Ah yes, and there's also the matter of that global economic meltdown we've been hearing so much about on the news. (Okay, okay, the one I would be hearing about on the news, were it not for the fact that all my knowledge of national affairs comes from what I can glean by watching Oprah.) But even if your employment prospects aren't getting snookered by the liquidity crisis (the term hiring freeze is destined to be part of the spooky campfire tales that graduate students tell their children), odds are you would benefit from some belt-tightening. So, I have some words of wisdom on this front.
1) Make a Spreadsheet: I don't mean to get all Suze Orman on y'all, but financial planning is only path to spiritual wholeness and reconciliation with your estranged father. But seriously, make a spreadsheet, stick to it. I've budgeted myself $45 bucks a month for games and I've stuck to it, I don't think I've missed out on anything.
2) Play Old Games: I loves me some new games. Fresh, topical games. But buying every new release on launch day is a one-way ticket to penuryville (population: you). If this season's ridongculous release schedule has taught us anything, it's that noone has the financial or temporal resources to navigate the release calendar. I've made some tactical forays into the new releases (Fallout 3, LittleBigPlanet, and Rock Band 2 made the cut), but beyond that I've seen that holding off can net big discounts. The big outlets like Gamefly always have too many copies of the AAA titles, and if you hold off for a six months or so you can get these games at 1/3 their cover price .
And those old games aren't getting any less good. They're only getting cheaper. I've been playing Killer 7 the last few weeks; it set me back 8 dollars on ebay. Ditto with Fallout 1&2. If you're at all like me, there's scads of top-shelf titles you've missed out on during their four-month bell curve; odds are that many of them are laying in that pile next to your gaming system already. Summon this pile of shame to mind next time you are within purchasing distance of new games. Imagine that your mind is a deep, still pool of water.
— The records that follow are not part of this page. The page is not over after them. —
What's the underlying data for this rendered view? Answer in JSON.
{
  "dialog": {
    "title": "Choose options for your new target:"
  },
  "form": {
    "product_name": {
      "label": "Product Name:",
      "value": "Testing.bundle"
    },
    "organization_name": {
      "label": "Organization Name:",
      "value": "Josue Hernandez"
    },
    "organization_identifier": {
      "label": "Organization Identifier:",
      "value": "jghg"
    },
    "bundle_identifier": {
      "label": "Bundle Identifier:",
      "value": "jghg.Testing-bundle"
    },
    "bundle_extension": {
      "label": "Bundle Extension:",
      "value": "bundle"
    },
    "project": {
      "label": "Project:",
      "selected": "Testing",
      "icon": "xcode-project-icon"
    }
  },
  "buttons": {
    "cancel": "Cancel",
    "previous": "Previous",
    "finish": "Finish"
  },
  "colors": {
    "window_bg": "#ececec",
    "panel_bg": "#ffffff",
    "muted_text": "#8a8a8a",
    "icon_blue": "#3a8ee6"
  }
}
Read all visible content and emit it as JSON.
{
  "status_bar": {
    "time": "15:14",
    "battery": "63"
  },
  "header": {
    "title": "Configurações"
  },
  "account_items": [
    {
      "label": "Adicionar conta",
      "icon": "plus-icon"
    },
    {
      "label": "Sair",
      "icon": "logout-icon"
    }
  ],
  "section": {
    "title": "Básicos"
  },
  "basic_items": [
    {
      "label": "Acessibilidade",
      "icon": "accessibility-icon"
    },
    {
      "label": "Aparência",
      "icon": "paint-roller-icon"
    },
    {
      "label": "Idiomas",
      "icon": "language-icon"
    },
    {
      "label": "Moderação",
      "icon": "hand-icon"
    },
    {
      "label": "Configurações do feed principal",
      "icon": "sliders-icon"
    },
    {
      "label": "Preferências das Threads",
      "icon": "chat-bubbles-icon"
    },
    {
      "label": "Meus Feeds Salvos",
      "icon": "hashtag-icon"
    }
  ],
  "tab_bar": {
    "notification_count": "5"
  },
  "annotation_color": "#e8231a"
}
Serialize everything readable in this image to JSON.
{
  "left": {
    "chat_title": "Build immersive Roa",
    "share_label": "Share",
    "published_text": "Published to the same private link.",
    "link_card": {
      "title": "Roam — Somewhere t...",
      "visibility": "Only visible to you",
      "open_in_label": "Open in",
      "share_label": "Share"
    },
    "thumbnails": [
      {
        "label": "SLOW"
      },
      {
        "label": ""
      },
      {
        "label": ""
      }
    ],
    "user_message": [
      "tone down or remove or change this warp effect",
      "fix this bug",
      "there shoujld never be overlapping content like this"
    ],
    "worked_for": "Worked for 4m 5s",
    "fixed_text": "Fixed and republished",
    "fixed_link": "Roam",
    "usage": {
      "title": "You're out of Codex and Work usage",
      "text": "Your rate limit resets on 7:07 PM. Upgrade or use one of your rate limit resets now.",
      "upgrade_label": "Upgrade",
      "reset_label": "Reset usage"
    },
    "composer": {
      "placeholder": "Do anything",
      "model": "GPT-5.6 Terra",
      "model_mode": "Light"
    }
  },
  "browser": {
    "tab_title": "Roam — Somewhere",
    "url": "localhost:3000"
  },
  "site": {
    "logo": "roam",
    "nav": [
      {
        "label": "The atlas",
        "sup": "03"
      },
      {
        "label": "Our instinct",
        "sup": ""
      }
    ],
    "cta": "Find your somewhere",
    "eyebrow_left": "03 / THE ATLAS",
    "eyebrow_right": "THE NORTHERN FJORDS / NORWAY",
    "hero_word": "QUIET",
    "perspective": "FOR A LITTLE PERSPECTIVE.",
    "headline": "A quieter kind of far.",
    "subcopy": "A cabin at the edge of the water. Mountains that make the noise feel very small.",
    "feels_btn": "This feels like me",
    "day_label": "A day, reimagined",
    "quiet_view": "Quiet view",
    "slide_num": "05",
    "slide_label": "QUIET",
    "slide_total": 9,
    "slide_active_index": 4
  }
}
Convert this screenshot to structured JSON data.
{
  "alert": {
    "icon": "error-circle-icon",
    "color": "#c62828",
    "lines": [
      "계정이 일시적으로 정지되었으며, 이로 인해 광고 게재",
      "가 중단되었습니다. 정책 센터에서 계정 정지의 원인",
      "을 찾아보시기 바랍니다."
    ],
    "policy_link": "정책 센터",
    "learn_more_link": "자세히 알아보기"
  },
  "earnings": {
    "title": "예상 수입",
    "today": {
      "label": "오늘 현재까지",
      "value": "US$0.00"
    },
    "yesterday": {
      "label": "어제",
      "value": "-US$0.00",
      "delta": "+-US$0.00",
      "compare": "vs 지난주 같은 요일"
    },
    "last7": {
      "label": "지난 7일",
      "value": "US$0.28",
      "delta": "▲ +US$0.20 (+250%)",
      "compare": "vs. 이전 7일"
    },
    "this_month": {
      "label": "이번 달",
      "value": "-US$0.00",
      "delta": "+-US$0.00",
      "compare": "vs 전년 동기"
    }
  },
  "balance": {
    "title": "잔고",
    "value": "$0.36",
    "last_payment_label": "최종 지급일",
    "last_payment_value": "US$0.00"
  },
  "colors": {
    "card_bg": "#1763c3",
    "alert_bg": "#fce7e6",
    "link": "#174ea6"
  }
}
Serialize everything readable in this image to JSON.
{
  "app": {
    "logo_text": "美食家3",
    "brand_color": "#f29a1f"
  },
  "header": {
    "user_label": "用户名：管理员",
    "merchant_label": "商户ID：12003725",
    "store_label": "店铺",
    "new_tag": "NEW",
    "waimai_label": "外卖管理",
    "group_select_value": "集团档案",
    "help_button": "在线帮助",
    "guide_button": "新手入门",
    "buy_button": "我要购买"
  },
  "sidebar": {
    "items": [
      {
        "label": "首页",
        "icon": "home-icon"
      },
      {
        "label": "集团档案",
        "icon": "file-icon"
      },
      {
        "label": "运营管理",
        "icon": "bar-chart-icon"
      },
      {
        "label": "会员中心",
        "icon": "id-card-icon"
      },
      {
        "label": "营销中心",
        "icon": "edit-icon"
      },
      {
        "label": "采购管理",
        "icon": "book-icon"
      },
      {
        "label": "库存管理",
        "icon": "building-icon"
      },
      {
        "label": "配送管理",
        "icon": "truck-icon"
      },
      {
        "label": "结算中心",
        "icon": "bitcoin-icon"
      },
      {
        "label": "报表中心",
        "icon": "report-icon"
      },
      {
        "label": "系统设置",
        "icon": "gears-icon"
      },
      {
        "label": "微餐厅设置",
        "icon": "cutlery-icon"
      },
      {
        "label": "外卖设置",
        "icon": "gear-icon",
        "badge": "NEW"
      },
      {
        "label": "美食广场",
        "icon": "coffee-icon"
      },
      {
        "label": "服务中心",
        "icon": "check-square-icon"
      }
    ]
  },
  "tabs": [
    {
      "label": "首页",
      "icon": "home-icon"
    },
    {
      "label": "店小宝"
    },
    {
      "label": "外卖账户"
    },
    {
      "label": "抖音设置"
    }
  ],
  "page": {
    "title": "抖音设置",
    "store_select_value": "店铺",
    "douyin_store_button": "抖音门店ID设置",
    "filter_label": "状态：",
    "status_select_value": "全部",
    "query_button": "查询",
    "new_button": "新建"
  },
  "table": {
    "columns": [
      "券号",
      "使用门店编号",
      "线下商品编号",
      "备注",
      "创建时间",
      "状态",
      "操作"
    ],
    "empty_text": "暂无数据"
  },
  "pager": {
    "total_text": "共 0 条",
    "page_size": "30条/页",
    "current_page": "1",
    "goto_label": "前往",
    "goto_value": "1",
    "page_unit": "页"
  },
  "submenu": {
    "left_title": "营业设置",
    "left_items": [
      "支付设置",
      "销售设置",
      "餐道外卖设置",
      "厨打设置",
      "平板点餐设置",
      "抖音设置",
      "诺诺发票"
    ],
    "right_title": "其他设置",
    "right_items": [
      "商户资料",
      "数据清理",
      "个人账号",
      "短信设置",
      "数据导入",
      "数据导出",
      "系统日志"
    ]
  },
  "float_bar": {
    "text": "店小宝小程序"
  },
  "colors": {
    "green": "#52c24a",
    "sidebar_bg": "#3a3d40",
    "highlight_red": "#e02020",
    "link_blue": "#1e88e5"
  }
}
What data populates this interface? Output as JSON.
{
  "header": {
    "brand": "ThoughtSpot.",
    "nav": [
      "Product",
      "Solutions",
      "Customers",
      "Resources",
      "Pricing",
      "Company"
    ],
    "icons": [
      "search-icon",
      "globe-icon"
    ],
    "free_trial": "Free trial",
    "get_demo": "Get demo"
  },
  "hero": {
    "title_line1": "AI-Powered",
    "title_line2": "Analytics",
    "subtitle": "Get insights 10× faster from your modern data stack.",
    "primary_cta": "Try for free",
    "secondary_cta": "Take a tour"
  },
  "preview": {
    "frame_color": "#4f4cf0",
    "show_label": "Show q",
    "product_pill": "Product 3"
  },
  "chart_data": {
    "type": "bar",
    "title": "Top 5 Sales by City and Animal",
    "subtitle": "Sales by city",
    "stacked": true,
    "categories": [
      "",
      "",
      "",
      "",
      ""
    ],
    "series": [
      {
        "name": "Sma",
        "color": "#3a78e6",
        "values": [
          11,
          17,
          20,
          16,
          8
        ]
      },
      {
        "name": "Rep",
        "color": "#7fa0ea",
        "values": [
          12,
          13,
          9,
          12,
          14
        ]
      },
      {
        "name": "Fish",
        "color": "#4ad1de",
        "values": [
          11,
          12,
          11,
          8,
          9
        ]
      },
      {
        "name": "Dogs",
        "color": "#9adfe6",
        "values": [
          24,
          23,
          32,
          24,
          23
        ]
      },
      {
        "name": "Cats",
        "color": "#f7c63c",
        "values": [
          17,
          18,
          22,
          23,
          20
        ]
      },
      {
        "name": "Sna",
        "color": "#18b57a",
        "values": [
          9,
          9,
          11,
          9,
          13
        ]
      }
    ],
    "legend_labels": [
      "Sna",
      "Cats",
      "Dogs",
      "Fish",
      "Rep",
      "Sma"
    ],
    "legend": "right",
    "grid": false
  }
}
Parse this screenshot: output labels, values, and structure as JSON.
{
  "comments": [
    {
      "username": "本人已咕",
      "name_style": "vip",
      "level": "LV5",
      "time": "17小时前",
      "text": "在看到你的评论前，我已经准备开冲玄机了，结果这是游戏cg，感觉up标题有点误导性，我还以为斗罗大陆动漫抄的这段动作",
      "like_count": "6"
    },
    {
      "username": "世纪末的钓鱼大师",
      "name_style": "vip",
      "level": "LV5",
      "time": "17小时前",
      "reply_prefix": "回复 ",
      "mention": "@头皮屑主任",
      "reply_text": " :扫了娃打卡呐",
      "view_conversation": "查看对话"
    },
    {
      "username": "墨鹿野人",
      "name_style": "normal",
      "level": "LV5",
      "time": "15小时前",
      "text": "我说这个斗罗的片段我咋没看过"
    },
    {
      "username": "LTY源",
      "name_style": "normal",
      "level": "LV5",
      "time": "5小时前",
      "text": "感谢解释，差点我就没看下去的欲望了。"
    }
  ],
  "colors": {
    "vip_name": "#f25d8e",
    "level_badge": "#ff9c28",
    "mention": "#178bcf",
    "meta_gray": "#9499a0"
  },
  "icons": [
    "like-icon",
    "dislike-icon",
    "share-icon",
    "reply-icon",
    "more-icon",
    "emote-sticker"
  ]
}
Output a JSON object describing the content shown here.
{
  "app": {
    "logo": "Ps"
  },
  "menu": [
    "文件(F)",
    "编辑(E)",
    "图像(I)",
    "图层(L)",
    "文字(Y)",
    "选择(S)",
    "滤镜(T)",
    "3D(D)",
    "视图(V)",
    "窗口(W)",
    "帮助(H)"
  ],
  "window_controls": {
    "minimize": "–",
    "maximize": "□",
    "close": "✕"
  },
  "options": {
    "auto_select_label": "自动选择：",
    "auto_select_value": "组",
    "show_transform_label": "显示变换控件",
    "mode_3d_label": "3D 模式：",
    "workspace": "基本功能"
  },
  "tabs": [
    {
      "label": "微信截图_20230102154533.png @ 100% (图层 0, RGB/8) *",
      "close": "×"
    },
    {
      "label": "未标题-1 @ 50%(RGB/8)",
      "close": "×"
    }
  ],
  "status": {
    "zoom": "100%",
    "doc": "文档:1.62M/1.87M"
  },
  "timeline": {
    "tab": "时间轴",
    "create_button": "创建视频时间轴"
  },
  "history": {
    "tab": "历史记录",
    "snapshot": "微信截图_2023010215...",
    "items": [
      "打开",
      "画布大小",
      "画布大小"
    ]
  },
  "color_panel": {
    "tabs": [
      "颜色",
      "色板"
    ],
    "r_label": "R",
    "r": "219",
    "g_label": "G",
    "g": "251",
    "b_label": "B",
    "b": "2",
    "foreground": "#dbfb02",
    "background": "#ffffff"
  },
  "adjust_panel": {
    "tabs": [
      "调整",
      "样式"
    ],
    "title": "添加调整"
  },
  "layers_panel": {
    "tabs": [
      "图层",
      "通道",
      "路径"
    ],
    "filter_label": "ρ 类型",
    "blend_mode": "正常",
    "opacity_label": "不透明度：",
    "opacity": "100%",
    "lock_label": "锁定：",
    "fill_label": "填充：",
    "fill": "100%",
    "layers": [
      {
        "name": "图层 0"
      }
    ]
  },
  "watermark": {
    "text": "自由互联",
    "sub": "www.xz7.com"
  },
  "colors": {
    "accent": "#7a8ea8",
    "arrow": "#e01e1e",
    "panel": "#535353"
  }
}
3) eBay, not Gamestop:I can't think of a suitable metaphor for Gamestop's conduct w/r/t the consumer that does not involve sexual assault. Never sell them your games. Gamestop's used-game trade-in business is a racket that would make Jimmy Hoffa blush like a Lousiana débutante. Selling your old games and systems on eBay, on the other hand, is a good deal.
Fellow video game collector, your fetishism is understandable. To this day I remain compulsively attached to nearly every book I own, even the ones I actively despise. (I'm looking in your direction, Tropic of Cancer.) I tell myself I will want to reread them in the future, to but this is patent mauvaise foi. The benefits of self-overcoming in the case of your video game collection fetishism are substantial. Selling off games after you've completed them on eBay goes a long way towards defraying the cost of new stuff. I was intimidated by selling stuff online but the people at eBay have conspired to make it extremely easy. Hit up Staples for some padded envelopes and you're in business.
4) Don't Frequent Places Where you Might Purchase Games: My girlfriend is really into the food industry, and she reads all these books about how food industry conducts psychological warfare on the consumer by subtly manipulating the disposition of products in the supermarket-- the size and shape of the packaging, the placement of the products on the shelves. I am 100% certain that these same scoundrels who embarked on this program of hypnotism-through-product-arrangement have unleashed their reams of empirical research on the arrangement of game stores. Basically don't enter the places unless you have something specific in mind. Idly perusing the shelves gives the mind-control gas time to take effect.
5) Credit Card Debt is Deadly Poison: That is all.